American Dynasty : Aristocracy, Fortune, and the Politics of Deceit in the House of Bush
A biting analysis of the Bush family's rise to power from one of today's premier political observersThe Bushes are the family nobody really knows, says Kevin Phillips. This popular lack of acquaintance-nurtured by gauzy imagery of Maine summer cottages, gray-haired national grandmothers, July Fourth sparklers, and cowboy boots-has let national politics create a dynasticized presidency that would have horrified America's founding fathers. They, after all, had led a revolution against a succession of royal Georges.
There are no customer reviews available at this time. Would you like to write a review?
February 16, 2004
Number of Print Pages*
Adobe DRM EPUB
* Number of eBook pages may differ. Click here for more information.
Excerpt from American Dynasty by Kevin Phillips
This book has changed a lot ' in length, indignation, and its hitherto unpublished information ' since I began writing it in December 2002. My original ambition was to identify and explain the Bush-related transformation of the U.S. presidency into an increasingly dynastic office, a change with profound consequences for the American Republic, given the factors of family bias, domestic special interests, and foreign grudges that the Bushes, father and son, brought into the White House.

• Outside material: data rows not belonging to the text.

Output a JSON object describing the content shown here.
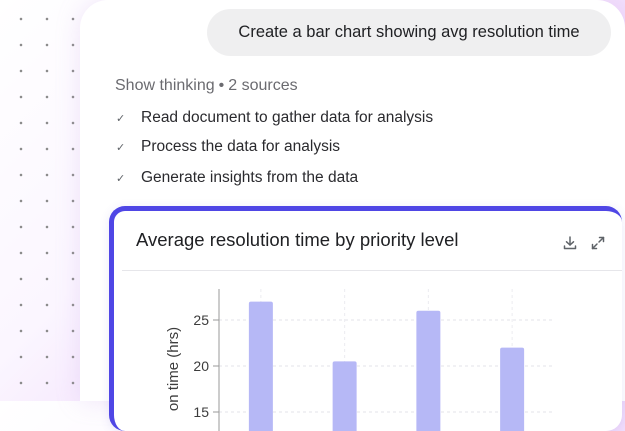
{
  "conversation": {
    "prompt": "Create a bar chart showing avg resolution time",
    "thinking_label": "Show thinking",
    "thinking_separator": "•",
    "sources_label": "2 sources",
    "steps": [
      "Read document to gather data for analysis",
      "Process the data for analysis",
      "Generate insights from the data"
    ]
  },
  "chart_card": {
    "title": "Average resolution time by priority level",
    "download_icon": "download-icon",
    "expand_icon": "expand-icon"
  },
  "chart_data": {
    "type": "bar",
    "title": "Average resolution time by priority level",
    "ylabel": "on time (hrs)",
    "xlabel": "",
    "ylim_visible": [
      15,
      27.5
    ],
    "yticks": [
      25,
      20,
      15
    ],
    "categories": [
      "",
      "",
      "",
      ""
    ],
    "values": [
      27,
      20.5,
      26,
      22
    ],
    "bar_color": "#b6b8f6",
    "grid": true
  },
  "colors": {
    "accent": "#4f46e5",
    "bubble": "#efeff0"
  }
}
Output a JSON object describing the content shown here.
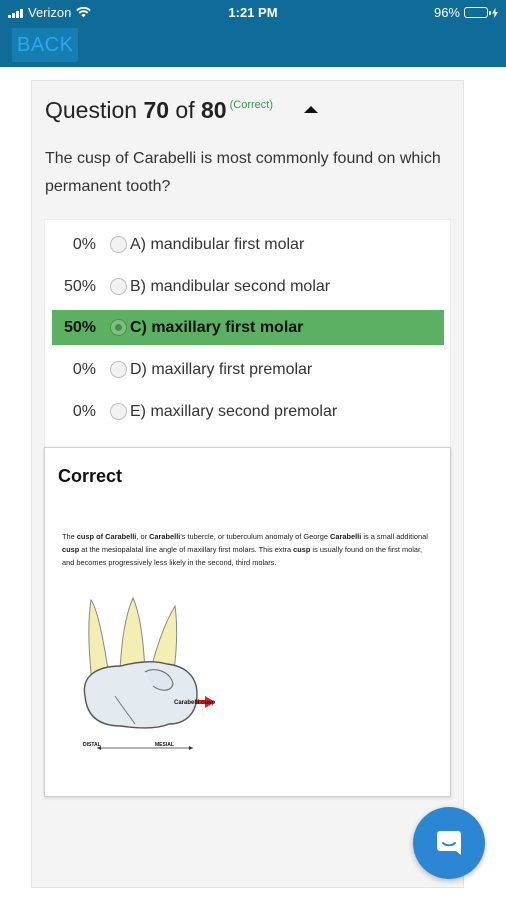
{
  "status_bar": {
    "carrier": "Verizon",
    "time": "1:21 PM",
    "battery": "96%",
    "battery_level": 0.96,
    "icons": [
      "signal-icon",
      "wifi-icon",
      "battery-icon",
      "charging-icon"
    ]
  },
  "nav": {
    "back_label": "BACK"
  },
  "question": {
    "prefix": "Question ",
    "number": "70",
    "of_label": " of ",
    "total": "80",
    "verdict": "(Correct)",
    "text": "The cusp of Carabelli is most commonly found on which permanent tooth?"
  },
  "answers": [
    {
      "pct": "0%",
      "label": "A) mandibular first molar",
      "selected": false
    },
    {
      "pct": "50%",
      "label": "B) mandibular second molar",
      "selected": false
    },
    {
      "pct": "50%",
      "label": "C) maxillary first molar",
      "selected": true
    },
    {
      "pct": "0%",
      "label": "D) maxillary first premolar",
      "selected": false
    },
    {
      "pct": "0%",
      "label": "E) maxillary second premolar",
      "selected": false
    }
  ],
  "explanation": {
    "title": "Correct",
    "body": {
      "p1": "The ",
      "b1": "cusp of Carabelli",
      "p2": ", or ",
      "b2": "Carabelli",
      "p3": "'s tubercle, or tuberculum anomaly of George ",
      "b3": "Carabelli",
      "p4": " is a small additional ",
      "b4": "cusp",
      "p5": " at the mesiopalatal line angle of maxillary first molars. This extra ",
      "b5": "cusp",
      "p6": " is usually found on the first molar, and becomes progressively less likely in the second, third molars."
    },
    "figure_labels": {
      "cusp": "Carabelli cusp",
      "distal": "DISTAL",
      "mesial": "MESIAL"
    },
    "colors": {
      "root": "#f3efb3",
      "crown": "#e3eaf0",
      "arrow": "#e02020"
    }
  },
  "colors": {
    "nav_bar": "#0f6b98",
    "back_button": "#157db2",
    "correct_green": "#5cb061",
    "verdict_text": "#3d9a46",
    "chat_fab": "#2b87d3"
  }
}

Unfortunately, in examining two Bush presidencies and the family's four-generation pursuit of national prominence and power ' and in doing so through a lens that highlighted elite associations, dynastic ambitions, and recurring financial and business practices ' I found a greater basis for dismay and disillusionment than I had imagined. The result is an unusual and unflattering portrait of a great family (great in power, not morality) that has built a base over the course of the twentieth century in the back corridors of the new military-industrial complex and in close association with the growing intelligence and national security establishments. In doing so, the Bushes have threaded their way through damning political, banking, and armanents scandals and, since the 1980s, controversies like the October Surprise, Iran-Contra, and Iraqgate imbroglios, which in another climate or a different time might have led to impeachment.
I am not talking about ordinary lack of business ethics or financial corruption. During the late twentieth century, several other presidents and their families displayed these shortcomings, and the public has become understandably blas ' . Four generations of building toward dynasty, however, have infused the Bush family's hunger for power and practices of crony capitalism with a moral arrogance and backstage disregard of the democratic and republican traditions of the U.S. government. As we will see, four generations of involvement with clandestine arms deals and European and Middle Eastern rogue banks will do that.
American Dynasty is on the one hand a book about economics, history, and politics in the era that covers the two Bush presidencies. But it is also a portrait of four Bush (and Walker) generations ' their ambitions, financial practices, scandals, and wars. It brings into focus many circumstances and relationships that have not previously been examined together and seriously discussed, for reasons that are both unusual and unfortunate. During the late 1970s and 1980s, the Bush clan in a sense flew under the radar of critical biography and investigation. The first two published biographies of George H. W. Bush ' George Bush: A Biography (1980) by Nicholas King, a former Bush press secretary, and George Bush: An Intimate Portrait (1989) by Fitzhugh Green, a CIA-connected Bush social chum ' were friendly treatments that had no room for warts. Neither did the 1991 Flight of the Avenger sequence of books lionizing his record in World War II. Unfortunately, this puffery managed to preempt more serious book-length exploration.